With their unusual voices and black and buff feathers spotted with dark splotches, the coastal wrens of southern Orange and San Diego counties are distinct from varieties thriving in the deserts of the Southwestern United States and northern Mexico, some biologists contend. The wrens in coastal Los Angeles and Ventura counties, however, are essentially twins of their desert cousins.
Despite such differences, Fish and Wildlife officials have clumped all the wrens together for possible protection. The entire contingent, they reason, has been cut off by development from the inland birds.
"What we have found is that likely due to human disturbance, the wren's coastal population now appears to be disjunct from the rest of the species," said Jeffrey Opdycke, the wildlife service's Southern California chief. "The avenue of genetic interchange with the desert birds in San Bernardino County as well as the connection south into Mexico has been cut off by development."
Even now, the birds continue to disappear, ecologists say.
"They've just been taking a tremendous thrashing in the last six months," said Fred Roberts, assistant curator at UC Irvine's Museum of Systematic Biology.
With such episodes as a backdrop, the stakes are great in the debate over the cactus wren, ecologists say, contending that if some sort of protection is not provided, the bird will eventually disappear.
"We don't have to pave over every last bit of coastal sage scrub," Weaver said. "There are places that people can live without taking away all our natural resources."
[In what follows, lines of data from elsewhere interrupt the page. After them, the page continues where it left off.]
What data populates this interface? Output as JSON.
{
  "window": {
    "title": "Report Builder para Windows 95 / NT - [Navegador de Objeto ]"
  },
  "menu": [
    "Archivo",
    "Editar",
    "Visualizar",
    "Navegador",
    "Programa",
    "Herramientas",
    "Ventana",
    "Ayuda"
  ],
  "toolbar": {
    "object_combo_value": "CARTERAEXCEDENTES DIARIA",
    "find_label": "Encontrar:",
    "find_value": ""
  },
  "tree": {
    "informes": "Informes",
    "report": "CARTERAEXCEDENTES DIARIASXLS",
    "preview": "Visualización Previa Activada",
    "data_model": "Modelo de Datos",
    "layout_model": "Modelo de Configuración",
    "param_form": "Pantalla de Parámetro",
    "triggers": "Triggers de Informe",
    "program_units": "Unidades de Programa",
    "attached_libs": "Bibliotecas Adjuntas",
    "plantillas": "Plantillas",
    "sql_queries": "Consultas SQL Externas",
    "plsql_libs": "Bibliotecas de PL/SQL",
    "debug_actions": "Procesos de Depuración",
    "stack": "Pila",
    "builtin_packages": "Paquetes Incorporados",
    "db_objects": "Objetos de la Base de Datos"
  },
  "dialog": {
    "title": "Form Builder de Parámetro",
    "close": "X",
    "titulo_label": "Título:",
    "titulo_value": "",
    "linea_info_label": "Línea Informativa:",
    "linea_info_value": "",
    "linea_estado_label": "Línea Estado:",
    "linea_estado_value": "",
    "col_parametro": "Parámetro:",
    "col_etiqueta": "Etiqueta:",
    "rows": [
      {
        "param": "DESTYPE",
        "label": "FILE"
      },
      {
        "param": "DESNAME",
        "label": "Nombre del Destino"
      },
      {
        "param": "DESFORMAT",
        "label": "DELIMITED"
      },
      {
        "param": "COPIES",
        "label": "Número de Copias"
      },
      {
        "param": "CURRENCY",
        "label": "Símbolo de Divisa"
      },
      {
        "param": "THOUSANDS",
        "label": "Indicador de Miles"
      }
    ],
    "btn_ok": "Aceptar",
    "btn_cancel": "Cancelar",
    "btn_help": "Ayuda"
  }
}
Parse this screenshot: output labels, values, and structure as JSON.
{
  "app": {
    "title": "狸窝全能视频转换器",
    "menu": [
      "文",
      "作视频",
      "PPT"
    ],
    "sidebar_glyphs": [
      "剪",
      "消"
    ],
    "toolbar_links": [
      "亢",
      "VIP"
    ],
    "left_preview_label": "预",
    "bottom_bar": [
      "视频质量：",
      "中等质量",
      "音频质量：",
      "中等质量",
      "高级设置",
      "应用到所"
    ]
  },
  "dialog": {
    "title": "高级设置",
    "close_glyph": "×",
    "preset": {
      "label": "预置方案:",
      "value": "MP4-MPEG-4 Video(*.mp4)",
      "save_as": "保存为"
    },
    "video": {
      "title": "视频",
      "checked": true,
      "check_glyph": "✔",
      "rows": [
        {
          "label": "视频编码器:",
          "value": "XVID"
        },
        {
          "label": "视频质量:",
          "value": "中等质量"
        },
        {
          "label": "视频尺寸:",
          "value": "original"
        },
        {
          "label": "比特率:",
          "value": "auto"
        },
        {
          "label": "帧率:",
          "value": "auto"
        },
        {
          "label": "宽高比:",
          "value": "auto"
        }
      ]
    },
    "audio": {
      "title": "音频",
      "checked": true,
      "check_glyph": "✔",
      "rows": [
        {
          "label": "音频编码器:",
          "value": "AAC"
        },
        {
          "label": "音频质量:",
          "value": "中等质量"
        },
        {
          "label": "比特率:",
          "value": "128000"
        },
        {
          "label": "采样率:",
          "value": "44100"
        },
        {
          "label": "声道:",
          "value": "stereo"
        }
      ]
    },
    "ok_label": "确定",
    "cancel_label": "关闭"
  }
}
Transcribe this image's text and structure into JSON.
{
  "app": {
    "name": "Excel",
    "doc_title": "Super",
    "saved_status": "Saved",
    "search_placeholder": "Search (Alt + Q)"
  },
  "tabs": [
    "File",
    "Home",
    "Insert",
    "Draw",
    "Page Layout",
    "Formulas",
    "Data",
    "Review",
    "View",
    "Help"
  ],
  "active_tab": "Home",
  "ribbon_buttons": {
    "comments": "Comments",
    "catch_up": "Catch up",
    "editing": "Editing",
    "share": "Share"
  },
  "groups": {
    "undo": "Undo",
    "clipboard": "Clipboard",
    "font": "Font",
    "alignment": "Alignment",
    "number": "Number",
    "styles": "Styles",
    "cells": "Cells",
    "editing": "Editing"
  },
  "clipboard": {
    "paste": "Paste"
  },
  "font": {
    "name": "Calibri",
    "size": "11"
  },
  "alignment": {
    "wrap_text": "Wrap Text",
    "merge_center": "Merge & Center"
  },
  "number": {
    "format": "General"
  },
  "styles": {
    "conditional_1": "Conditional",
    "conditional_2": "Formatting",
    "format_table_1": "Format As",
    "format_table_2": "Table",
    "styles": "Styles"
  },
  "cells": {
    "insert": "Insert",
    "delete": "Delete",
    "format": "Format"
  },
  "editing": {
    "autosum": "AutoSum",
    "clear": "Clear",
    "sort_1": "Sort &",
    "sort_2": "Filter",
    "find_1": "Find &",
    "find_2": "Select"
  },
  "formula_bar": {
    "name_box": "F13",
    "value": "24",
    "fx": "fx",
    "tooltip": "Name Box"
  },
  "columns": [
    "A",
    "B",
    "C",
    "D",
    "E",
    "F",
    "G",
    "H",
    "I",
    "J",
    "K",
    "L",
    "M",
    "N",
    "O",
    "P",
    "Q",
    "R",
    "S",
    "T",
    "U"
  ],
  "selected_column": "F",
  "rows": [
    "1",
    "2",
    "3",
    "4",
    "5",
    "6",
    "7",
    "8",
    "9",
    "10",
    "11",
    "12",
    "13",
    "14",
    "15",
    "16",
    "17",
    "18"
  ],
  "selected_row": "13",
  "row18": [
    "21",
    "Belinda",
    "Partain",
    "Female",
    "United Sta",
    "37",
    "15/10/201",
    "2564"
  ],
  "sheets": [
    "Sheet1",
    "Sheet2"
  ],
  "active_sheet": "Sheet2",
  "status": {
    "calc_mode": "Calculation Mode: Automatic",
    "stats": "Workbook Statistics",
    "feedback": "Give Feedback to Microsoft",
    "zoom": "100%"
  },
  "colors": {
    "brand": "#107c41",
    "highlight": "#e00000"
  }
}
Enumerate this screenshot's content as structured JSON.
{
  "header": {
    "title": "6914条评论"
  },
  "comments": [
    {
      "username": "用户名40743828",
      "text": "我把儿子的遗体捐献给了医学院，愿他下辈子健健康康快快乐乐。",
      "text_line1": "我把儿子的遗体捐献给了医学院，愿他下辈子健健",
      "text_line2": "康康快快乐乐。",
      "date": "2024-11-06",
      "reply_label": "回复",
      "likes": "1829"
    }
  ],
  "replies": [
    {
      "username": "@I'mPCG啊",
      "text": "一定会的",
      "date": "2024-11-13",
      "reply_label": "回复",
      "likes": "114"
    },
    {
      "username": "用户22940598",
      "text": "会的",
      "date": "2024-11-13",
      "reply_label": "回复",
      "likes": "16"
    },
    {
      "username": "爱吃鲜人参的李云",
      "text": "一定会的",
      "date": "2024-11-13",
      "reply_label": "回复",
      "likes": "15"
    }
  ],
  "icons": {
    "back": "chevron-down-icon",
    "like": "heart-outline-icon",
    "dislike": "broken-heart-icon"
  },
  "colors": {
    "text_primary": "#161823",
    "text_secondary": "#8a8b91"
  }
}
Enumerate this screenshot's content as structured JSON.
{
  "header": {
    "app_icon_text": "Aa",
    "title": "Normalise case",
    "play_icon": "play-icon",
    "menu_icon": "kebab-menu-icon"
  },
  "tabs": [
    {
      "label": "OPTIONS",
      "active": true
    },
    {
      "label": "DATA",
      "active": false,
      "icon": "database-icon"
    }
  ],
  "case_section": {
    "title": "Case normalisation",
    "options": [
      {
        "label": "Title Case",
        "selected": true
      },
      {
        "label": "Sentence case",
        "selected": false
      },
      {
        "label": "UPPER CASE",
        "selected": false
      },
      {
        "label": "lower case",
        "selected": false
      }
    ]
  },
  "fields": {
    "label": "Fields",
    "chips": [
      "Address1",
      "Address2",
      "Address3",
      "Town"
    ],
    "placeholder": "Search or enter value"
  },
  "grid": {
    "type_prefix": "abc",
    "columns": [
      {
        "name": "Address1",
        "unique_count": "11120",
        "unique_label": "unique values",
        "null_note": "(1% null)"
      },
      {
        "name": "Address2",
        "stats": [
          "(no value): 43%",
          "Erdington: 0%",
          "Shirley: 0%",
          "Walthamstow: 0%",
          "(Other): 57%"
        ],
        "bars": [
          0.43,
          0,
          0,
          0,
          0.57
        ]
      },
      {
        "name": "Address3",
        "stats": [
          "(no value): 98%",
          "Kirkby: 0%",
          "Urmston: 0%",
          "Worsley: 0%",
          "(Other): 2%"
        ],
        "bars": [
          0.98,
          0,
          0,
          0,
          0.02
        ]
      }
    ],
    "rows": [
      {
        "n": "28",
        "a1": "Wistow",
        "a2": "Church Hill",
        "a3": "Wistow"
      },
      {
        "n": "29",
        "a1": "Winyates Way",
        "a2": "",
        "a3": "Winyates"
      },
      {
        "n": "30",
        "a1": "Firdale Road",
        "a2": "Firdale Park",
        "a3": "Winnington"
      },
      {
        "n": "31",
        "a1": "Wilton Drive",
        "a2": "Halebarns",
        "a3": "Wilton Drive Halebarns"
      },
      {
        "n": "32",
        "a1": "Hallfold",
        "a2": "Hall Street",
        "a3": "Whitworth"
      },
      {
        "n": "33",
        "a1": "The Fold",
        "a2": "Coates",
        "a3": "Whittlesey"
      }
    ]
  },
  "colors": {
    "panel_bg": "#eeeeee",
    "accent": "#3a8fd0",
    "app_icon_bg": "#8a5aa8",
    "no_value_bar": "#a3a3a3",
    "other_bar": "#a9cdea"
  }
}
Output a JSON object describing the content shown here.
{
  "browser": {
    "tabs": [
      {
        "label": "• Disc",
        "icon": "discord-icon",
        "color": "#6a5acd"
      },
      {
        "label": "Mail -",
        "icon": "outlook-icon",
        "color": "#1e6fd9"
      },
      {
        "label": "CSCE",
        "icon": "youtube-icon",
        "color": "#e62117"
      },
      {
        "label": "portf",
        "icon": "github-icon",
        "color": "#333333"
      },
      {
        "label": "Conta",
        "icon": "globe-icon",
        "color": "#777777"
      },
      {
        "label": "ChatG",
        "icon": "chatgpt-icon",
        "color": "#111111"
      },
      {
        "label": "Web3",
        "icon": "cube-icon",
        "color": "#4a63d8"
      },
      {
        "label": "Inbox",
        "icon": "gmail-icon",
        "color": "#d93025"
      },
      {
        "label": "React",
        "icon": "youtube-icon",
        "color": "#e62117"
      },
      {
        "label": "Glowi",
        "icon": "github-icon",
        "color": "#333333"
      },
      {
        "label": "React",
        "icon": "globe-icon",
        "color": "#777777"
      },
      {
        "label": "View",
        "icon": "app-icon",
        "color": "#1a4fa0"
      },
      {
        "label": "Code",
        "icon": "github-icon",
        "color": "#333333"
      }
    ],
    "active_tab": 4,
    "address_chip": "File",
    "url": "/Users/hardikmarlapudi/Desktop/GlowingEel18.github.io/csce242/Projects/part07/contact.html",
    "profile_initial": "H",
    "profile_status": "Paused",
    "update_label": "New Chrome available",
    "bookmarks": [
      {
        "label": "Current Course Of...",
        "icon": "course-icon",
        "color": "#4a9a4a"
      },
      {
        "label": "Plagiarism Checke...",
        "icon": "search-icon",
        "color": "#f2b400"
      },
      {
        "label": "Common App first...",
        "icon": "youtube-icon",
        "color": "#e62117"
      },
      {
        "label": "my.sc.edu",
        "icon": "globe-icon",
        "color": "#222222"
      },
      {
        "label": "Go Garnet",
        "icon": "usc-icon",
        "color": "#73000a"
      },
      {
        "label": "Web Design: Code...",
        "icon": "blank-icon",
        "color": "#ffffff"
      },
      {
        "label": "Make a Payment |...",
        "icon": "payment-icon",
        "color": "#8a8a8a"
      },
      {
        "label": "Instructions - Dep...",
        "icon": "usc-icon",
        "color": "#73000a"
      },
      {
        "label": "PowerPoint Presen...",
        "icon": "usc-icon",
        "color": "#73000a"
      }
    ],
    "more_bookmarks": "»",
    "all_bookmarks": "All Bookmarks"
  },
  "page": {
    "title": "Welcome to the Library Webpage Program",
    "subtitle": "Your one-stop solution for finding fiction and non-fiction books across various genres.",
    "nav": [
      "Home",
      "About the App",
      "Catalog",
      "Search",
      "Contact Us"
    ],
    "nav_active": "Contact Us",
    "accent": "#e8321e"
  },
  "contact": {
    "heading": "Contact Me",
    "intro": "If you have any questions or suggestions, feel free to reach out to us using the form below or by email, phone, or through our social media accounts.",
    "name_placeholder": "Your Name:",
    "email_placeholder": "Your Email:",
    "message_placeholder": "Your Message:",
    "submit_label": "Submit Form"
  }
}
Under consideration for federal endangered species protection is the cactus wren. An estimated 1,500 remain along the Southern California coast. About 8 inches long, the bird builds a football-sized nest for roosting and egg-laying, sleeps late and forages under leaves and on the ground for insects and spiders.
SOURCE: National Geographic Society, Audubon Society and Peterson field guides.